═════ Task input ═════

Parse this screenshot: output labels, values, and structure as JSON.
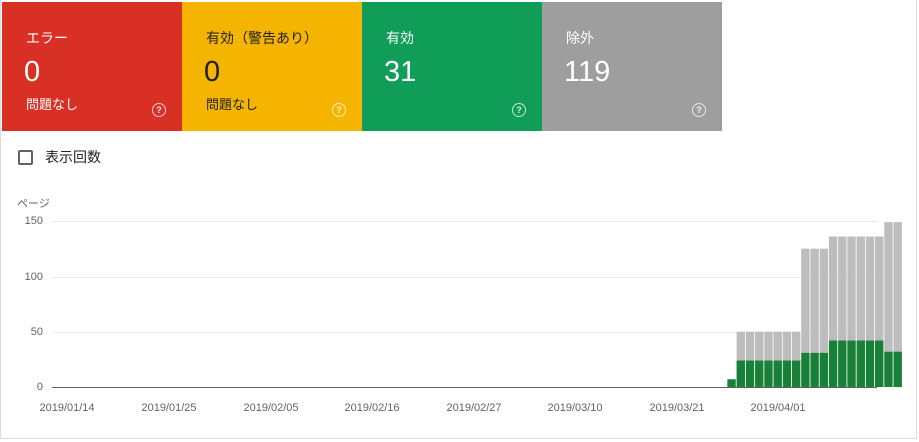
{
  "tiles": [
    {
      "label": "エラー",
      "count": "0",
      "sub": "問題なし",
      "color": "#d93025",
      "help": "?"
    },
    {
      "label": "有効（警告あり）",
      "count": "0",
      "sub": "問題なし",
      "color": "#f4b400",
      "help": "?"
    },
    {
      "label": "有効",
      "count": "31",
      "sub": "",
      "color": "#0f9d58",
      "help": "?"
    },
    {
      "label": "除外",
      "count": "119",
      "sub": "",
      "color": "#9e9e9e",
      "help": "?"
    }
  ],
  "impressions_label": "表示回数",
  "chart_data": {
    "type": "bar",
    "ylabel": "ページ",
    "ylim": [
      0,
      150
    ],
    "yticks": [
      "150",
      "100",
      "50",
      "0"
    ],
    "xticks": [
      "2019/01/14",
      "2019/01/25",
      "2019/02/05",
      "2019/02/16",
      "2019/02/27",
      "2019/03/10",
      "2019/03/21",
      "2019/04/01"
    ],
    "start_date": "2019-01-14",
    "series": [
      {
        "name": "有効",
        "color": "#188038",
        "values_from_day": 72,
        "values": [
          7,
          24,
          24,
          24,
          24,
          24,
          24,
          24,
          31,
          31,
          31,
          42,
          42,
          42,
          42,
          42,
          42,
          32,
          32
        ]
      },
      {
        "name": "除外",
        "color": "#bdbdbd",
        "values_from_day": 72,
        "values": [
          0,
          26,
          26,
          26,
          26,
          26,
          26,
          26,
          94,
          94,
          94,
          94,
          94,
          94,
          94,
          94,
          94,
          117,
          117
        ]
      }
    ]
  }
}
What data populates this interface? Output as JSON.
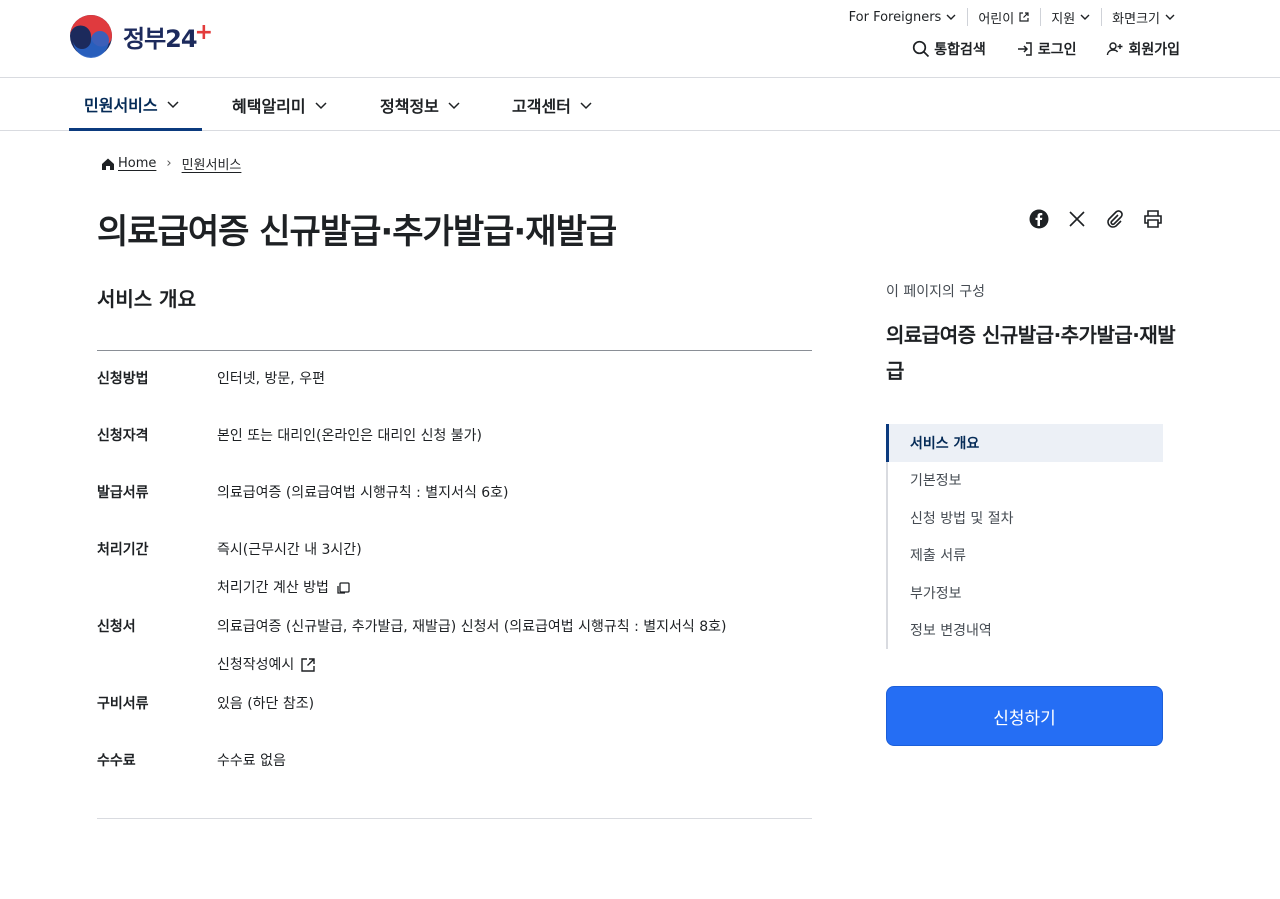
{
  "header": {
    "logo_text": "정부24",
    "logo_plus": "+",
    "util": [
      {
        "label": "For Foreigners",
        "icon": "chevron-down-icon"
      },
      {
        "label": "어린이",
        "icon": "external-link-icon"
      },
      {
        "label": "지원",
        "icon": "chevron-down-icon"
      },
      {
        "label": "화면크기",
        "icon": "chevron-down-icon"
      }
    ],
    "quick": [
      {
        "label": "통합검색",
        "icon": "search-icon"
      },
      {
        "label": "로그인",
        "icon": "login-icon"
      },
      {
        "label": "회원가입",
        "icon": "user-plus-icon"
      }
    ]
  },
  "gnb": {
    "items": [
      {
        "label": "민원서비스",
        "active": true
      },
      {
        "label": "혜택알리미",
        "active": false
      },
      {
        "label": "정책정보",
        "active": false
      },
      {
        "label": "고객센터",
        "active": false
      }
    ]
  },
  "breadcrumb": {
    "home": "Home",
    "current": "민원서비스"
  },
  "page": {
    "title": "의료급여증 신규발급·추가발급·재발급",
    "share_icons": [
      "facebook-icon",
      "x-icon",
      "link-icon",
      "print-icon"
    ]
  },
  "overview": {
    "heading": "서비스 개요",
    "rows": [
      {
        "label": "신청방법",
        "values": [
          "인터넷, 방문, 우편"
        ]
      },
      {
        "label": "신청자격",
        "values": [
          "본인 또는 대리인(온라인은 대리인 신청 불가)"
        ]
      },
      {
        "label": "발급서류",
        "values": [
          "의료급여증 (의료급여법 시행규칙 : 별지서식 6호)"
        ]
      },
      {
        "label": "처리기간",
        "values": [
          "즉시(근무시간 내 3시간)",
          "처리기간 계산 방법"
        ]
      },
      {
        "label": "신청서",
        "values": [
          "의료급여증 (신규발급, 추가발급, 재발급) 신청서 (의료급여법 시행규칙 : 별지서식 8호)",
          "신청작성예시"
        ]
      },
      {
        "label": "구비서류",
        "values": [
          "있음 (하단 참조)"
        ]
      },
      {
        "label": "수수료",
        "values": [
          "수수료 없음"
        ]
      }
    ]
  },
  "toc": {
    "caption": "이 페이지의 구성",
    "title": "의료급여증 신규발급·추가발급·재발급",
    "items": [
      {
        "label": "서비스 개요",
        "active": true
      },
      {
        "label": "기본정보",
        "active": false
      },
      {
        "label": "신청 방법 및 절차",
        "active": false
      },
      {
        "label": "제출 서류",
        "active": false
      },
      {
        "label": "부가정보",
        "active": false
      },
      {
        "label": "정보 변경내역",
        "active": false
      }
    ],
    "apply_label": "신청하기"
  },
  "colors": {
    "primary": "#256ef4",
    "nav_active": "#0b3a7e",
    "toc_active_bg": "#ecf0f6"
  }
}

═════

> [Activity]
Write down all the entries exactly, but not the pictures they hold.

> [Response box]
Parse this screenshot: output labels, values, and structure as JSON.
{
  "tiles": [
    {
      "label": "エラー",
      "count": "0",
      "sub": "問題なし",
      "color": "#d93025",
      "help": "?"
    },
    {
      "label": "有効（警告あり）",
      "count": "0",
      "sub": "問題なし",
      "color": "#f4b400",
      "help": "?"
    },
    {
      "label": "有効",
      "count": "31",
      "sub": "",
      "color": "#0f9d58",
      "help": "?"
    },
    {
      "label": "除外",
      "count": "119",
      "sub": "",
      "color": "#9e9e9e",
      "help": "?"
    }
  ],
  "impressions_label": "表示回数",
  "chart_data": {
    "type": "bar",
    "ylabel": "ページ",
    "ylim": [
      0,
      150
    ],
    "yticks": [
      "150",
      "100",
      "50",
      "0"
    ],
    "xticks": [
      "2019/01/14",
      "2019/01/25",
      "2019/02/05",
      "2019/02/16",
      "2019/02/27",
      "2019/03/10",
      "2019/03/21",
      "2019/04/01"
    ],
    "start_date": "2019-01-14",
    "series": [
      {
        "name": "有効",
        "color": "#188038",
        "values_from_day": 72,
        "values": [
          7,
          24,
          24,
          24,
          24,
          24,
          24,
          24,
          31,
          31,
          31,
          42,
          42,
          42,
          42,
          42,
          42,
          32,
          32
        ]
      },
      {
        "name": "除外",
        "color": "#bdbdbd",
        "values_from_day": 72,
        "values": [
          0,
          26,
          26,
          26,
          26,
          26,
          26,
          26,
          94,
          94,
          94,
          94,
          94,
          94,
          94,
          94,
          94,
          117,
          117
        ]
      }
    ]
  }
}
What data populates this interface? Output as JSON.
{
  "header": {
    "logo_text": "정부24",
    "logo_plus": "+",
    "util": [
      {
        "label": "For Foreigners",
        "icon": "chevron-down-icon"
      },
      {
        "label": "어린이",
        "icon": "external-link-icon"
      },
      {
        "label": "지원",
        "icon": "chevron-down-icon"
      },
      {
        "label": "화면크기",
        "icon": "chevron-down-icon"
      }
    ],
    "quick": [
      {
        "label": "통합검색",
        "icon": "search-icon"
      },
      {
        "label": "로그인",
        "icon": "login-icon"
      },
      {
        "label": "회원가입",
        "icon": "user-plus-icon"
      }
    ]
  },
  "gnb": {
    "items": [
      {
        "label": "민원서비스",
        "active": true
      },
      {
        "label": "혜택알리미",
        "active": false
      },
      {
        "label": "정책정보",
        "active": false
      },
      {
        "label": "고객센터",
        "active": false
      }
    ]
  },
  "breadcrumb": {
    "home": "Home",
    "current": "민원서비스"
  },
  "page": {
    "title": "의료급여증 신규발급·추가발급·재발급",
    "share_icons": [
      "facebook-icon",
      "x-icon",
      "link-icon",
      "print-icon"
    ]
  },
  "overview": {
    "heading": "서비스 개요",
    "rows": [
      {
        "label": "신청방법",
        "values": [
          "인터넷, 방문, 우편"
        ]
      },
      {
        "label": "신청자격",
        "values": [
          "본인 또는 대리인(온라인은 대리인 신청 불가)"
        ]
      },
      {
        "label": "발급서류",
        "values": [
          "의료급여증 (의료급여법 시행규칙 : 별지서식 6호)"
        ]
      },
      {
        "label": "처리기간",
        "values": [
          "즉시(근무시간 내 3시간)",
          "처리기간 계산 방법"
        ]
      },
      {
        "label": "신청서",
        "values": [
          "의료급여증 (신규발급, 추가발급, 재발급) 신청서 (의료급여법 시행규칙 : 별지서식 8호)",
          "신청작성예시"
        ]
      },
      {
        "label": "구비서류",
        "values": [
          "있음 (하단 참조)"
        ]
      },
      {
        "label": "수수료",
        "values": [
          "수수료 없음"
        ]
      }
    ]
  },
  "toc": {
    "caption": "이 페이지의 구성",
    "title": "의료급여증 신규발급·추가발급·재발급",
    "items": [
      {
        "label": "서비스 개요",
        "active": true
      },
      {
        "label": "기본정보",
        "active": false
      },
      {
        "label": "신청 방법 및 절차",
        "active": false
      },
      {
        "label": "제출 서류",
        "active": false
      },
      {
        "label": "부가정보",
        "active": false
      },
      {
        "label": "정보 변경내역",
        "active": false
      }
    ],
    "apply_label": "신청하기"
  },
  "colors": {
    "primary": "#256ef4",
    "nav_active": "#0b3a7e",
    "toc_active_bg": "#ecf0f6"
  }
}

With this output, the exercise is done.